May 23, 2017 at 07:42 PM · I had an ADHD partner. He was restlessly twisting and turning when playing and when not. I felt dizzy just sitting next to him. Then he would engage in loud whipering chatter everytime conductor stopped us. His pencils, glasses, phone, rosin took turn to fall under new chair everytime. My favorite was when he knocked down stand in font of us with his giant shoe, trying to roll the pencill towards him. He was tall, skinny and elbowy,never failing to step on my shoe, or kick his case, or get me under the ribs. I was seriously concerned about safety of my violin.

And there also was another really funny false starter. He would do three things:1. loose count and try to insert himself blindly back into music,2. he would lift up violin suddenly during the rest, so lot of people had to completely tune his movements out, and dont sympathetically join him ar rhe wrong measure and 3. He would loose confidence in repetative measures and skip some of them. I figured, if i will make no mistakes playing, that would be against all odds with the help of solid studying habits.

May 24, 2017 at 12:53 AM · My stand partners have had a combination of 2 and 22 (except that I wasn't up to the outer movements of the Sibelius, and the slow movement isn't suitable).

May 24, 2017 at 02:01 AM · How about "The Faker"

By the way there is a good solution to the show-off who plays the Sibelius to warm up. Play the Seitz D Major even louder. And slightly out of tune.

May 24, 2017 at 04:28 AM · The Follower. Can't count the rests, and doesn't come in at all unless those in front or next to him come in. Then just a fraction of a beat behind once the playing starts. And falls apart with a passage of repeated offbeat notes.

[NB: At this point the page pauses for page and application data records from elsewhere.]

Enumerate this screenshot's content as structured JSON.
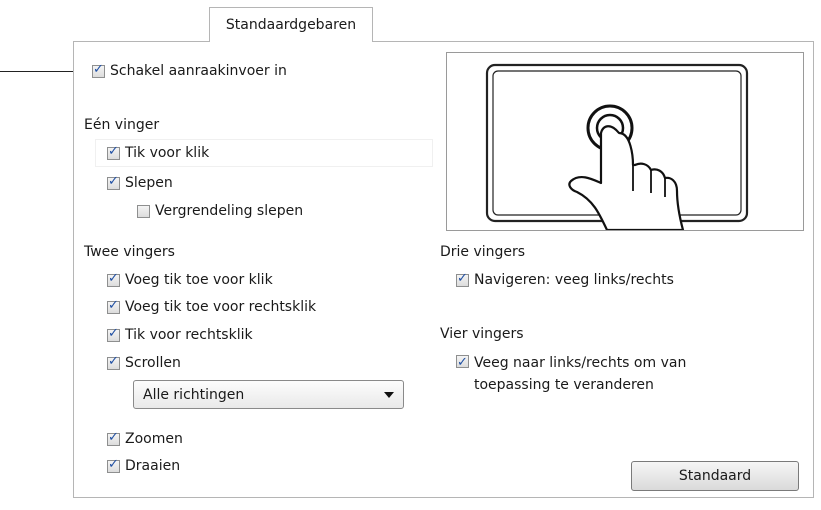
{
  "tab": {
    "label": "Standaardgebaren"
  },
  "main_toggle": {
    "label": "Schakel aanraakinvoer in",
    "checked": true
  },
  "one_finger": {
    "heading": "Eén vinger",
    "tap_click": {
      "label": "Tik voor klik",
      "checked": true
    },
    "drag": {
      "label": "Slepen",
      "checked": true
    },
    "drag_lock": {
      "label": "Vergrendeling slepen",
      "checked": false
    }
  },
  "two_fingers": {
    "heading": "Twee vingers",
    "add_tap_click": {
      "label": "Voeg tik toe voor klik",
      "checked": true
    },
    "add_tap_right": {
      "label": "Voeg tik toe voor rechtsklik",
      "checked": true
    },
    "tap_right": {
      "label": "Tik voor rechtsklik",
      "checked": true
    },
    "scroll": {
      "label": "Scrollen",
      "checked": true
    },
    "scroll_direction": {
      "selected": "Alle richtingen"
    },
    "zoom": {
      "label": "Zoomen",
      "checked": true
    },
    "rotate": {
      "label": "Draaien",
      "checked": true
    }
  },
  "three_fingers": {
    "heading": "Drie vingers",
    "navigate": {
      "label": "Navigeren: veeg links/rechts",
      "checked": true
    }
  },
  "four_fingers": {
    "heading": "Vier vingers",
    "switch_app": {
      "label": "Veeg naar links/rechts om van toepassing te veranderen",
      "checked": true
    }
  },
  "default_button": {
    "label": "Standaard"
  },
  "preview_icon": "touchpad-tap-gesture-illustration"
}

May 24, 2017 at 11:03 AM · And the partner that used to knit during the rests.........

May 24, 2017 at 11:22 AM · Then there is The Rest-Counter ... the one who moves their lips whilst counting on their fingers even when they've rehearsed it 20 times and it's perfectly obvious that you come in two beats after the cellos.

May 24, 2017 at 11:46 AM · ...the one who insists on sitting very close to you trying and sometimes successful, on hitting your instrument at every forte passage......

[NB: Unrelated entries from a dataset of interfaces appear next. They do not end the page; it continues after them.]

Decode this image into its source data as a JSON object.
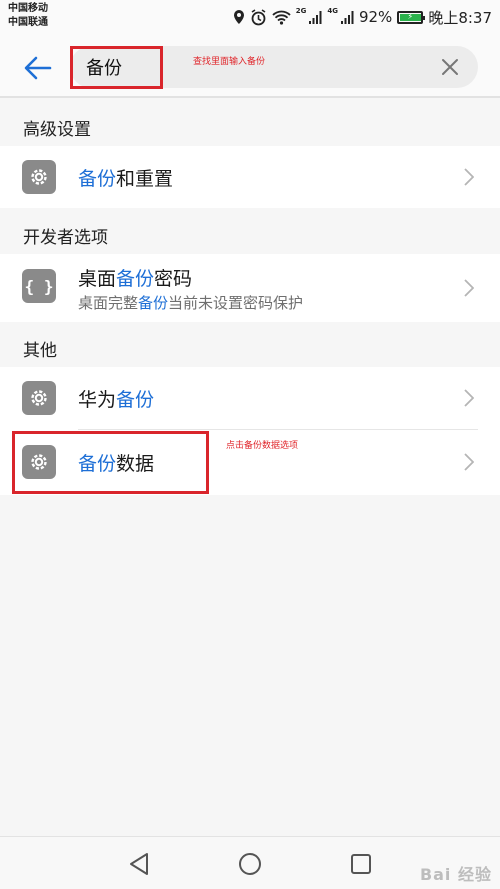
{
  "status_bar": {
    "carrier1": "中国移动",
    "carrier2": "中国联通",
    "net1": "2G",
    "net2": "4G",
    "battery_pct": "92%",
    "time": "晚上8:37",
    "battery_level": 0.92,
    "battery_color": "#2bb24c"
  },
  "search": {
    "value": "备份",
    "annotation": "查找里面输入备份"
  },
  "sections": [
    {
      "header": "高级设置",
      "items": [
        {
          "title_hl": "备份",
          "title_rest": "和重置",
          "icon": "gear-icon"
        }
      ]
    },
    {
      "header": "开发者选项",
      "items": [
        {
          "title_pre": "桌面",
          "title_hl": "备份",
          "title_rest": "密码",
          "sub_pre": "桌面完整",
          "sub_hl": "备份",
          "sub_rest": "当前未设置密码保护",
          "icon": "braces-icon"
        }
      ]
    },
    {
      "header": "其他",
      "items": [
        {
          "title_pre": "华为",
          "title_hl": "备份",
          "icon": "gear-icon"
        },
        {
          "title_hl": "备份",
          "title_rest": "数据",
          "icon": "gear-icon",
          "annotation": "点击备份数据选项"
        }
      ]
    }
  ],
  "watermark": "Bai 经验",
  "colors": {
    "accent": "#1e6fd6",
    "annotation": "#d9252b",
    "icon_bg": "#8a8a8a"
  }
}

May 24, 2017 at 09:01 PM · How about the "Entertainer." I may have some other virtues as a stand partner (provide a bright stand light and large print editions of all music), but my main virtue, other than counting out loud which is much appreciated, is that I make lots of amusing remarks. This makes up for my many faults with my stand partners and the stands around me.

May 25, 2017 at 11:31 AM · No. 27 The Foot Metronome. I'm leader of an amateur orchestra and 2nd violin in an amateur string quartet. This desk partner needs one all to itself, as it is not really related to No. 15. There is a great poem by Heather Wastie - 'Until I Saw Your Foot'. https://weavingyarns1.wordpress.com/tag/until-i-saw-your-foot/.

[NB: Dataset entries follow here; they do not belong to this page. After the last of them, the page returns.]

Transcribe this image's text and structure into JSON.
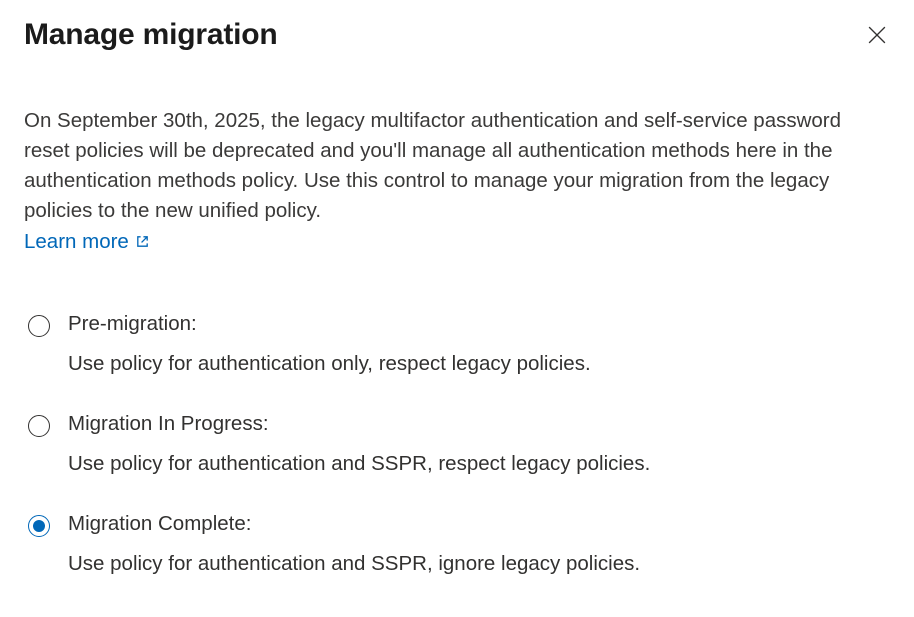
{
  "header": {
    "title": "Manage migration"
  },
  "description": "On September 30th, 2025, the legacy multifactor authentication and self-service password reset policies will be deprecated and you'll manage all authentication methods here in the authentication methods policy. Use this control to manage your migration from the legacy policies to the new unified policy.",
  "learn_more_label": "Learn more",
  "options": [
    {
      "label": "Pre-migration:",
      "description": "Use policy for authentication only, respect legacy policies.",
      "selected": false
    },
    {
      "label": "Migration In Progress:",
      "description": "Use policy for authentication and SSPR, respect legacy policies.",
      "selected": false
    },
    {
      "label": "Migration Complete:",
      "description": "Use policy for authentication and SSPR, ignore legacy policies.",
      "selected": true
    }
  ]
}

May 25, 2017 at 06:57 PM · All Good ones.....one of my least favorite is a gal that..er..perhaps in lieu of a shower, over-scents herself with dime-store essences that won't quit...and perhaps increase, depending on the texture of the literature.

May 26, 2017 at 02:19 AM · Don't light up next to that one!

This article has been archived and is no longer accepting comments.

Facebook YouTube Instagram Email

Violinist.com is made possible by...

Shar Music
Shar Music

Pirastro Strings
Pirastro Strings

JR Judd Violins
JR Judd Violins

Los Angeles Philharmonic
Los Angeles Philharmonic

Los Angeles Chamber Orchestra
Los Angeles Chamber Orchestra

Dimitri Musafia, Master Maker of Violin and Viola Cases
Dimitri Musafia, Master Maker of Violin and Viola Cases

Anne Cole Violin Maker
Anne Cole Violin Maker

Violinist.com Shopping Guide
Violinist.com Shopping Guide

Metzler Violin Shop

Southwest Strings

Bobelock Cases

Johnson String Instrument/Carriage House Violins

Jargar Strings

Bay Fine Strings Violin Shop



Los Angeles Violin Shop


String Masters

Nazareth Gevorkian Violins

Laurie's Books

Discover the best of Violinist.com in these collections of editor Laurie Niles' exclusive interviews.

Violinist.com Interviews Volume 1
Violinist.com Interviews Volume 1, with introduction by Hilary Hahn

Violinist.com Interviews Volume 2
Violinist.com Interviews Volume 2, with introduction by Rachel Barton Pine